I see nothing wrong with PAYMENT referring to BOOKING. Starting with BOOKING, why is check_out part of the P.K.? I don't see how you can check out of the room several times, for a check-in. Given:

CREATE TABLE BOOKING
( guest_ID varchar NOT NULL --  FK to Guest
, room_ID varchar NOT NULL -- FK to Room
, check_in date NOT NULL
,   PRIMARY KEY (guest_ID, room_ID, check_in)
, ... );

For PAYMENT you need to identify what BOOKING it relates to, so it makes sense to include check_in:

CREATE TABLE PAYMENT
( guest_ID varchar NOT NULL
, room_ID varchar NOT NULL
, check_in date NOT NULL
,     FOREIGN KEY (guest_ID, room_ID, check_in) REFERENCES BOOKING (...)
, date_paid timestamp NOT NULL
--    , amount numeric NOT NULL 
);

I deliberately left out the P.K. for PAYMENT, if full payment is required, first 3 columns are sufficient, if partial payment is possible, date_paid can be included.

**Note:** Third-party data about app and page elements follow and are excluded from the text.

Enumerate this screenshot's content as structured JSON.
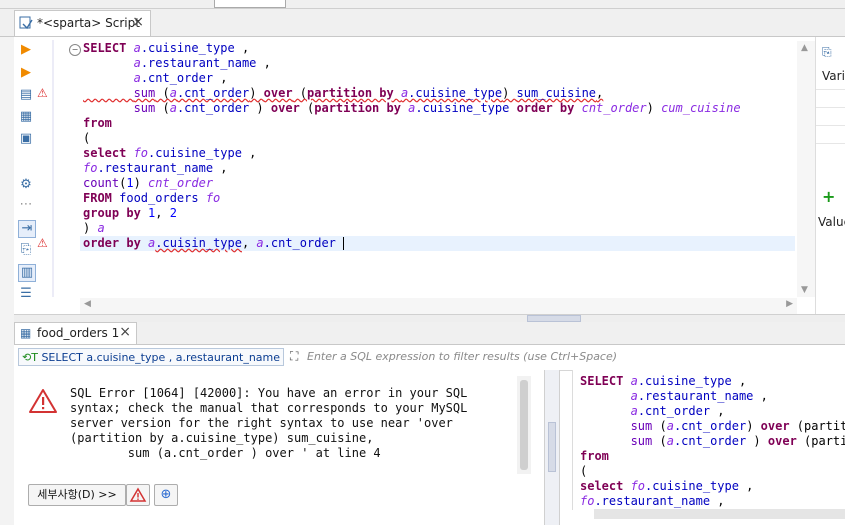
{
  "editor": {
    "tab_title": "*<sparta> Script",
    "code_lines": [
      [
        [
          "kw",
          "SELECT "
        ],
        [
          "al",
          "a"
        ],
        [
          "id",
          ".cuisine_type"
        ],
        [
          "pl",
          " ,"
        ]
      ],
      [
        [
          "pl",
          "       "
        ],
        [
          "al",
          "a"
        ],
        [
          "id",
          ".restaurant_name"
        ],
        [
          "pl",
          " ,"
        ]
      ],
      [
        [
          "pl",
          "       "
        ],
        [
          "al",
          "a"
        ],
        [
          "id",
          ".cnt_order"
        ],
        [
          "pl",
          " ,"
        ]
      ],
      [
        [
          "pl",
          "       "
        ],
        [
          "fn",
          "sum"
        ],
        [
          "pl",
          " ("
        ],
        [
          "al",
          "a"
        ],
        [
          "id",
          ".cnt_order"
        ],
        [
          "pl",
          ") "
        ],
        [
          "kw",
          "over"
        ],
        [
          "pl",
          " ("
        ],
        [
          "kw",
          "partition by "
        ],
        [
          "al",
          "a"
        ],
        [
          "id",
          ".cuisine_type"
        ],
        [
          "pl",
          ") "
        ],
        [
          "id",
          "sum_cuisine"
        ],
        [
          "pl",
          ","
        ]
      ],
      [
        [
          "pl",
          "       "
        ],
        [
          "fn",
          "sum"
        ],
        [
          "pl",
          " ("
        ],
        [
          "al",
          "a"
        ],
        [
          "id",
          ".cnt_order"
        ],
        [
          "pl",
          " ) "
        ],
        [
          "kw",
          "over"
        ],
        [
          "pl",
          " ("
        ],
        [
          "kw",
          "partition by "
        ],
        [
          "al",
          "a"
        ],
        [
          "id",
          ".cuisine_type "
        ],
        [
          "kw",
          "order by "
        ],
        [
          "al",
          "cnt_order"
        ],
        [
          "pl",
          ") "
        ],
        [
          "al",
          "cum_cuisine"
        ]
      ],
      [
        [
          "kw",
          "from"
        ]
      ],
      [
        [
          "pl",
          "("
        ]
      ],
      [
        [
          "kw",
          "select "
        ],
        [
          "al",
          "fo"
        ],
        [
          "id",
          ".cuisine_type"
        ],
        [
          "pl",
          " ,"
        ]
      ],
      [
        [
          "al",
          "fo"
        ],
        [
          "id",
          ".restaurant_name"
        ],
        [
          "pl",
          " ,"
        ]
      ],
      [
        [
          "fn",
          "count"
        ],
        [
          "pl",
          "("
        ],
        [
          "num",
          "1"
        ],
        [
          "pl",
          ") "
        ],
        [
          "al",
          "cnt_order"
        ]
      ],
      [
        [
          "kw",
          "FROM "
        ],
        [
          "id",
          "food_orders "
        ],
        [
          "al",
          "fo"
        ]
      ],
      [
        [
          "kw",
          "group by "
        ],
        [
          "num",
          "1"
        ],
        [
          "pl",
          ", "
        ],
        [
          "num",
          "2"
        ]
      ],
      [
        [
          "pl",
          ") "
        ],
        [
          "al",
          "a"
        ]
      ],
      [
        [
          "kw",
          "order by "
        ],
        [
          "al",
          "a"
        ],
        [
          "id",
          ".cuisin_type"
        ],
        [
          "pl",
          ", "
        ],
        [
          "al",
          "a"
        ],
        [
          "id",
          ".cnt_order"
        ],
        [
          "pl",
          " "
        ]
      ]
    ]
  },
  "right_panel": {
    "variables_label": "Vari",
    "value_label": "Value"
  },
  "results": {
    "tab_title": "food_orders 1",
    "filter_query": "SELECT a.cuisine_type , a.restaurant_name , a.",
    "filter_placeholder": "Enter a SQL expression to filter results (use Ctrl+Space)",
    "error_message": "SQL Error [1064] [42000]: You have an error in your SQL\nsyntax; check the manual that corresponds to your MySQL\nserver version for the right syntax to use near 'over\n(partition by a.cuisine_type) sum_cuisine,\n        sum (a.cnt_order ) over ' at line 4",
    "details_button": "세부사항(D) >>"
  },
  "preview": {
    "code_lines": [
      [
        [
          "kw",
          "SELECT "
        ],
        [
          "al",
          "a"
        ],
        [
          "id",
          ".cuisine_type"
        ],
        [
          "pl",
          " ,"
        ]
      ],
      [
        [
          "pl",
          "       "
        ],
        [
          "al",
          "a"
        ],
        [
          "id",
          ".restaurant_name"
        ],
        [
          "pl",
          " ,"
        ]
      ],
      [
        [
          "pl",
          "       "
        ],
        [
          "al",
          "a"
        ],
        [
          "id",
          ".cnt_order"
        ],
        [
          "pl",
          " ,"
        ]
      ],
      [
        [
          "pl",
          "       "
        ],
        [
          "fn",
          "sum"
        ],
        [
          "pl",
          " ("
        ],
        [
          "al",
          "a"
        ],
        [
          "id",
          ".cnt_order"
        ],
        [
          "pl",
          ") "
        ],
        [
          "kw",
          "over"
        ],
        [
          "pl",
          " (partiti"
        ]
      ],
      [
        [
          "pl",
          "       "
        ],
        [
          "fn",
          "sum"
        ],
        [
          "pl",
          " ("
        ],
        [
          "al",
          "a"
        ],
        [
          "id",
          ".cnt_order"
        ],
        [
          "pl",
          " ) "
        ],
        [
          "kw",
          "over"
        ],
        [
          "pl",
          " (partit"
        ]
      ],
      [
        [
          "kw",
          "from"
        ]
      ],
      [
        [
          "pl",
          "("
        ]
      ],
      [
        [
          "kw",
          "select "
        ],
        [
          "al",
          "fo"
        ],
        [
          "id",
          ".cuisine_type"
        ],
        [
          "pl",
          " ,"
        ]
      ],
      [
        [
          "al",
          "fo"
        ],
        [
          "id",
          ".restaurant_name"
        ],
        [
          "pl",
          " ,"
        ]
      ]
    ]
  },
  "colors": {
    "keyword": "#7f0055",
    "alias": "#8a2be2",
    "error": "#d33333",
    "current_line": "#e8f2fe"
  }
}
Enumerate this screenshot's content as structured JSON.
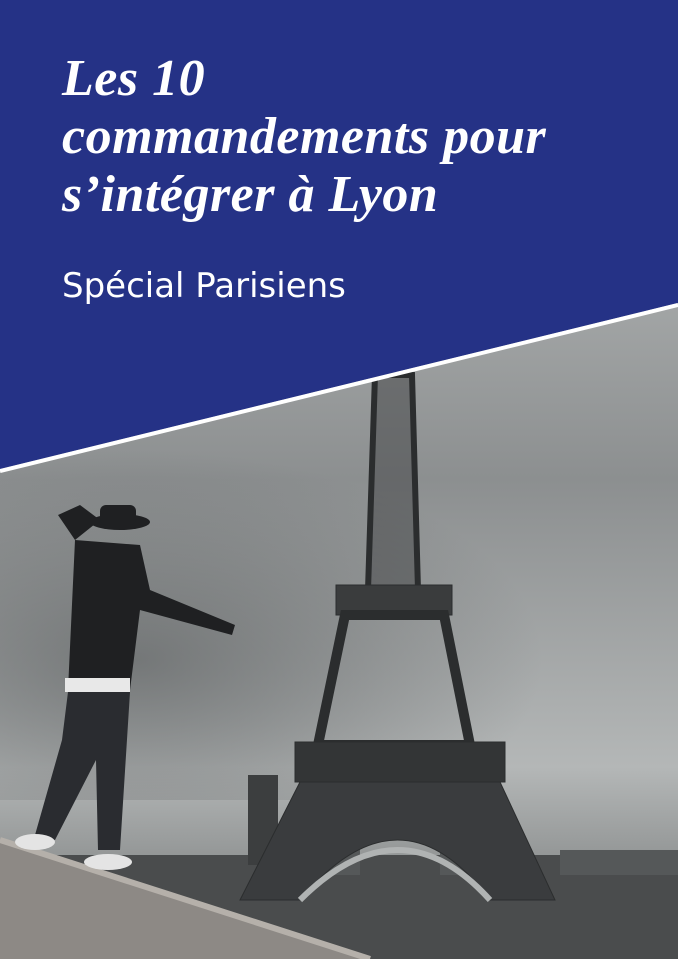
{
  "cover": {
    "title_lines": [
      "Les 10",
      "commandements pour",
      "s’intégrer à Lyon"
    ],
    "subtitle": "Spécial Parisiens",
    "colors": {
      "band": "#253286",
      "divider": "#ffffff",
      "text": "#ffffff"
    },
    "photo_subject": "man on wall pointing at Eiffel Tower, black and white"
  }
}
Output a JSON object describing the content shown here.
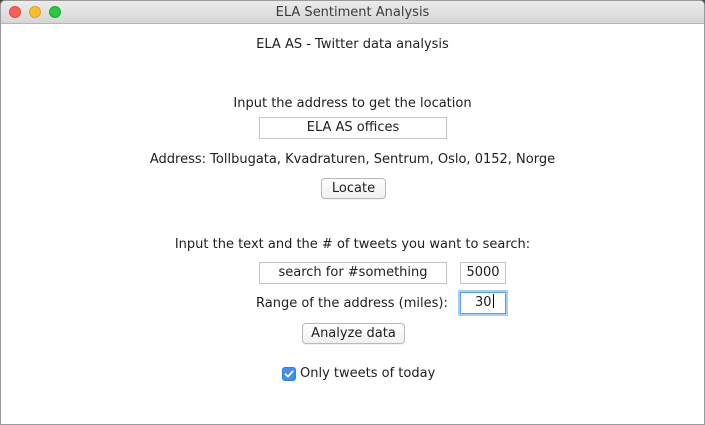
{
  "window": {
    "title": "ELA Sentiment Analysis"
  },
  "main": {
    "heading": "ELA AS - Twitter data analysis",
    "address_prompt": "Input the address to get the location",
    "address_input": {
      "value": "ELA AS offices"
    },
    "address_result": "Address: Tollbugata, Kvadraturen, Sentrum, Oslo, 0152, Norge",
    "locate_label": "Locate",
    "search_prompt": "Input the text and the # of tweets you want to search:",
    "search_input": {
      "value": "search for #something"
    },
    "count_input": {
      "value": "5000"
    },
    "range_label": "Range of the address (miles):",
    "range_input": {
      "value": "30"
    },
    "analyze_label": "Analyze data",
    "today_checkbox": {
      "label": "Only tweets of today",
      "checked": true
    }
  },
  "colors": {
    "accent": "#3d8ff0",
    "focus_ring": "#5b9de6"
  },
  "icons": {
    "close": "close-icon",
    "minimize": "minimize-icon",
    "maximize": "maximize-icon",
    "check": "checkmark-icon"
  }
}
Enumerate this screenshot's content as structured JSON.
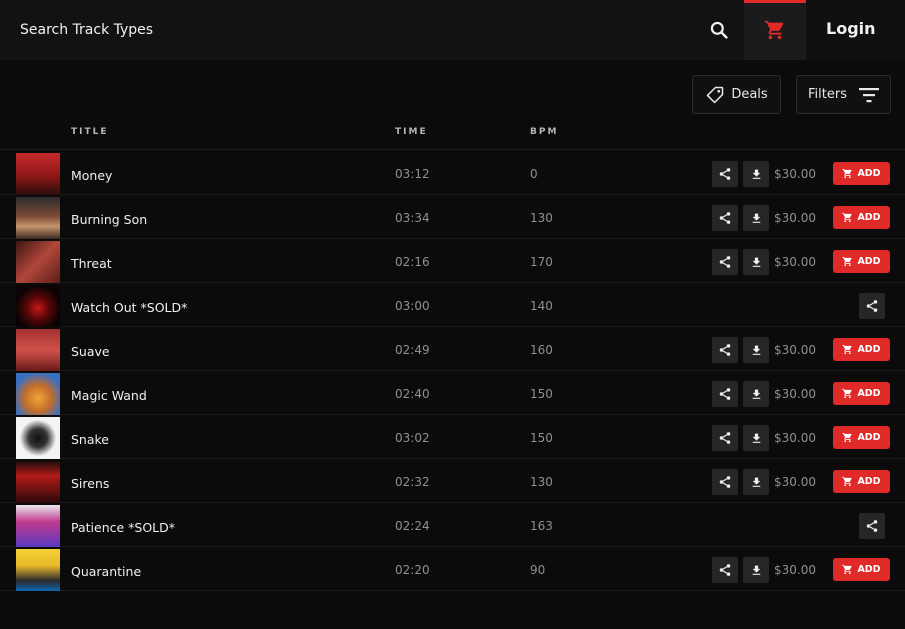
{
  "header": {
    "search_placeholder": "Search Track Types",
    "search_icon": "search-icon",
    "cart_icon": "cart-icon",
    "login_label": "Login",
    "accent_color": "#e02a28"
  },
  "toolbar": {
    "deals_label": "Deals",
    "filters_label": "Filters"
  },
  "columns": {
    "title": "TITLE",
    "time": "TIME",
    "bpm": "BPM"
  },
  "tracks": [
    {
      "title": "Money",
      "time": "03:12",
      "bpm": "0",
      "price": "$30.00",
      "add": "ADD",
      "sold": false
    },
    {
      "title": "Burning Son",
      "time": "03:34",
      "bpm": "130",
      "price": "$30.00",
      "add": "ADD",
      "sold": false
    },
    {
      "title": "Threat",
      "time": "02:16",
      "bpm": "170",
      "price": "$30.00",
      "add": "ADD",
      "sold": false
    },
    {
      "title": "Watch Out *SOLD*",
      "time": "03:00",
      "bpm": "140",
      "price": "",
      "add": "",
      "sold": true
    },
    {
      "title": "Suave",
      "time": "02:49",
      "bpm": "160",
      "price": "$30.00",
      "add": "ADD",
      "sold": false
    },
    {
      "title": "Magic Wand",
      "time": "02:40",
      "bpm": "150",
      "price": "$30.00",
      "add": "ADD",
      "sold": false
    },
    {
      "title": "Snake",
      "time": "03:02",
      "bpm": "150",
      "price": "$30.00",
      "add": "ADD",
      "sold": false
    },
    {
      "title": "Sirens",
      "time": "02:32",
      "bpm": "130",
      "price": "$30.00",
      "add": "ADD",
      "sold": false
    },
    {
      "title": "Patience *SOLD*",
      "time": "02:24",
      "bpm": "163",
      "price": "",
      "add": "",
      "sold": true
    },
    {
      "title": "Quarantine",
      "time": "02:20",
      "bpm": "90",
      "price": "$30.00",
      "add": "ADD",
      "sold": false
    }
  ]
}
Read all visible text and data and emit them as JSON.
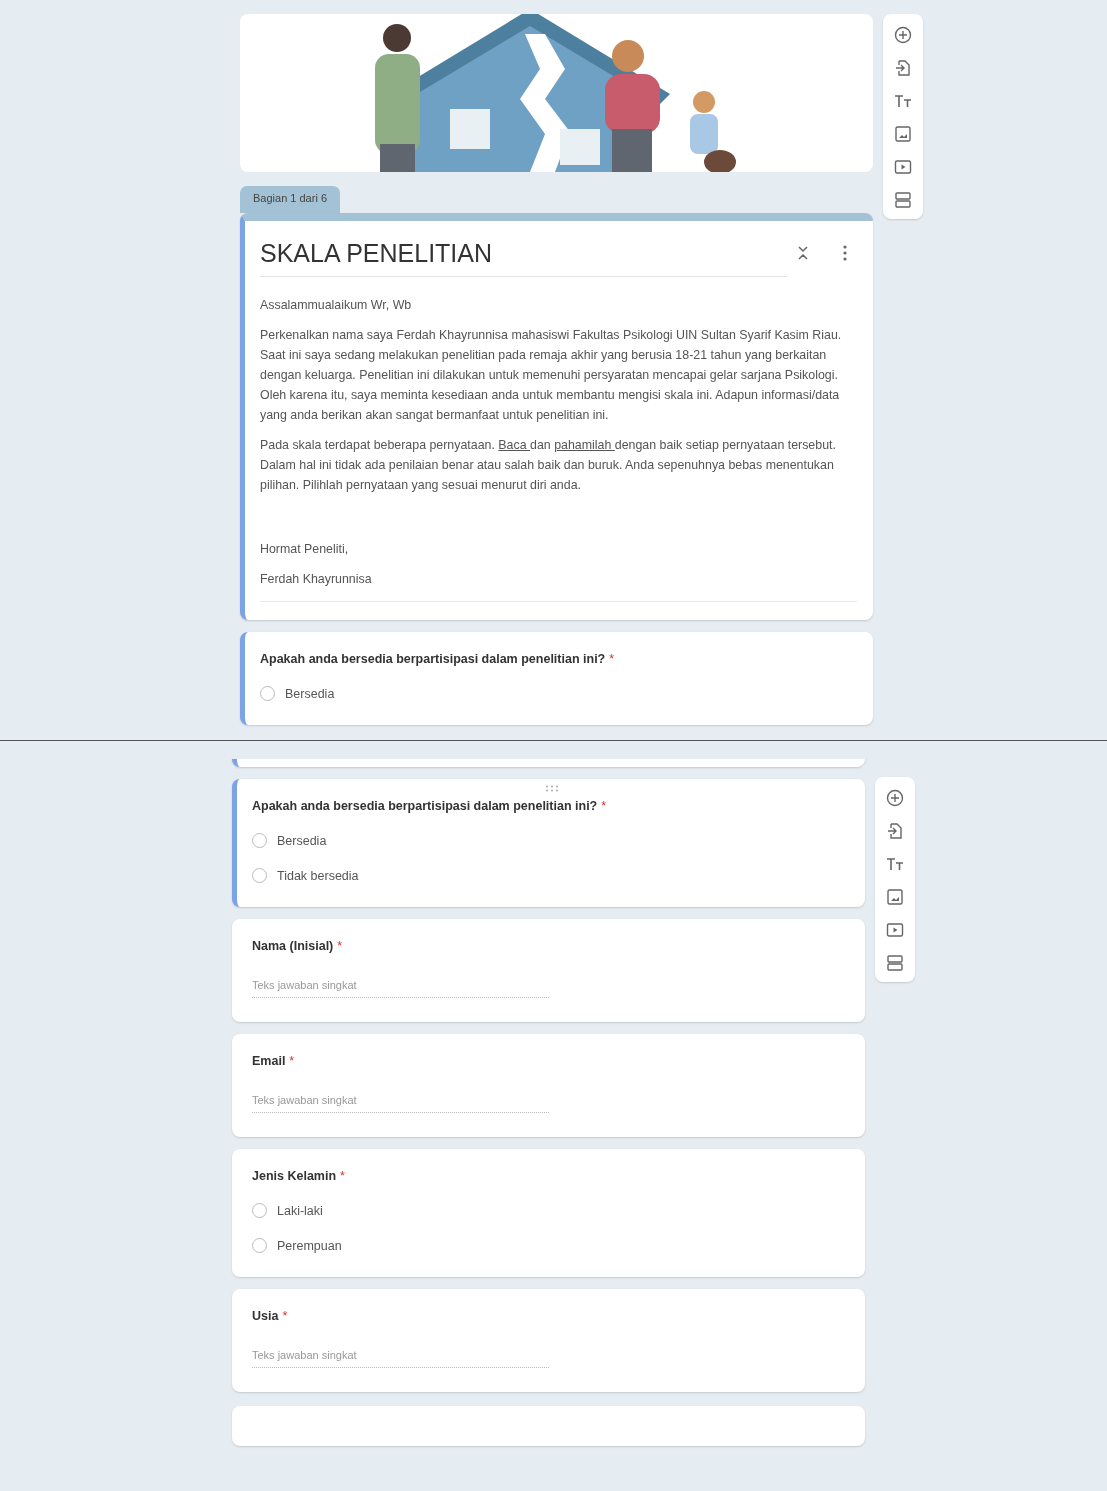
{
  "top": {
    "section_tab": "Bagian 1 dari 6",
    "title_card": {
      "focused": true,
      "title": "SKALA PENELITIAN",
      "paragraphs": [
        [
          {
            "text": "Assalammualaikum Wr, Wb",
            "underlined": false
          }
        ],
        [
          {
            "text": "Perkenalkan nama saya Ferdah Khayrunnisa mahasiswi Fakultas Psikologi UIN Sultan Syarif Kasim Riau. Saat ini saya sedang melakukan penelitian pada remaja akhir yang berusia 18-21 tahun yang berkaitan dengan keluarga. Penelitian ini dilakukan untuk memenuhi persyaratan mencapai gelar sarjana Psikologi. Oleh karena itu, saya meminta kesediaan anda untuk membantu mengisi skala ini. Adapun informasi/data yang anda berikan akan sangat bermanfaat untuk penelitian ini.",
            "underlined": false
          }
        ],
        [
          {
            "text": "Pada skala terdapat beberapa pernyataan. ",
            "underlined": false
          },
          {
            "text": "Baca ",
            "underlined": true
          },
          {
            "text": "dan ",
            "underlined": false
          },
          {
            "text": "pahamilah ",
            "underlined": true
          },
          {
            "text": "dengan baik setiap pernyataan tersebut. Dalam hal ini tidak ada penilaian benar atau salah baik dan buruk. Anda sepenuhnya bebas menentukan pilihan. Pilihlah pernyataan yang sesuai menurut diri anda.",
            "underlined": false
          }
        ]
      ],
      "closing": [
        "Hormat Peneliti,",
        "Ferdah Khayrunnisa"
      ]
    },
    "questions": [
      {
        "kind": "radio",
        "focused": true,
        "title": "Apakah anda bersedia berpartisipasi dalam penelitian ini?",
        "required_mark": "*",
        "options": [
          {
            "label": "Bersedia",
            "selected": false
          }
        ]
      }
    ]
  },
  "bottom": {
    "questions": [
      {
        "kind": "radio",
        "focused": true,
        "title": "Apakah anda bersedia berpartisipasi dalam penelitian ini?",
        "required_mark": "*",
        "options": [
          {
            "label": "Bersedia",
            "selected": false
          },
          {
            "label": "Tidak bersedia",
            "selected": false
          }
        ]
      },
      {
        "kind": "short_text",
        "focused": false,
        "title": "Nama (Inisial)",
        "required_mark": "*",
        "placeholder": "Teks jawaban singkat"
      },
      {
        "kind": "short_text",
        "focused": false,
        "title": "Email",
        "required_mark": "*",
        "placeholder": "Teks jawaban singkat"
      },
      {
        "kind": "radio",
        "focused": false,
        "title": "Jenis Kelamin",
        "required_mark": "*",
        "options": [
          {
            "label": "Laki-laki",
            "selected": false
          },
          {
            "label": "Perempuan",
            "selected": false
          }
        ]
      },
      {
        "kind": "short_text",
        "focused": false,
        "title": "Usia",
        "required_mark": "*",
        "placeholder": "Teks jawaban singkat"
      }
    ]
  }
}
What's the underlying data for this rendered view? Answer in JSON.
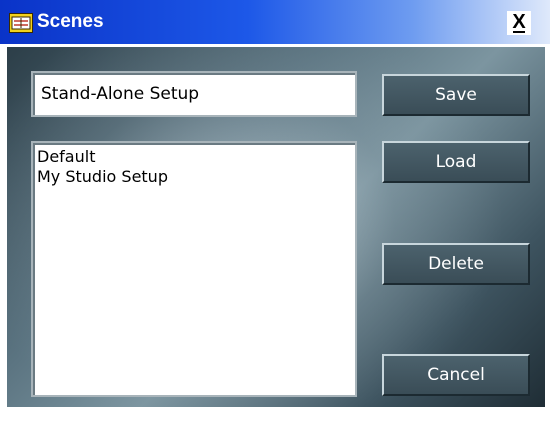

Other considerations, what is the agreed price of the booking? the price for a room may vary over the season, campaigns etc. If we assume that the price belongs to the booking somehow, the amount paid is only needed in case of partial payments, otherwise, a bill is either paid or not

For evaluation, is there a reason to include hotel instead of room? You can deduce the hotel from the room, and that would also make it possible to relate an evaluation to a booking as with payments.

  • The solution you provide solves my problem, but I don't know how to justify the introduction of a foreign key in the PAYMENT table refering the attribute check_in of the BOOKING table. I have added the Conceptual Design so that you see what I am talking about. In class we were taught that a relationship can not relate to another relationship, but only connect 2 entities. Booking(coming from Books) is a relationship between the Guest and the Room, so how can I justify the connection between Payment (and Evaluation, as you propose) with Booking in the Conceptual Design phase? – Georgy90 Jul 30 at 16:03
  • My last comment disapeared somehow. It is a bit tricky to answer when you dont know what is allowed or not. If I recall correctly there is something called associative entity which is both an entity with its own attributes, and a relationship. Are you allowed to use something like that? – Lennart Jul 30 at 19:11
  • I think Booking as I have made it is an associative entity, with check_in, check_out and persons_num being its own attributes, as they don't exist in neither Guest nor Room table, the two entities that Booking connects. But in class we never came accross an example in which a diamond (=relationship, either having it's own attributes or not) was connected with another relationship and I'm trying to build the particular database with the tools given in the lectures. – Georgy90 Jul 30 at 23:10
  • One solution that I thought of : taking as a fact that all payments must be made at the time of the booking, delete the table Payment and bringing the attributes date_paid as date_made and amount to the booking table. As for Evaluation, because evaluating the Hotel(or Room) will be optional, if I bring the rating and guest_comment to the Booking table, enough of them will have Null values, so keeping it as a separate table seems like a good idea. – Georgy90 Jul 30 at 23:16
  • What I thought of is making a trigger activated before insert in Evaluation to check if the count (in the table Booking) of the combination of guest and whichever room of the Hotel he is about to evaluate is bigger than the count(in the table Evaluation) of the combination of the guest and, again, whichever room of the hotel he is about to evaluate. So there will be no direct relation between Booking and Evaluation, but a check of the one based on the other. Does that seem like an effective solution? – Georgy90 Jul 30 at 23:16

Your Answer

By clicking “Post Your Answer”, you agree to our terms of service, privacy policy and cookie policy

Not the answer you're looking for? Browse other questions tagged or ask your own question.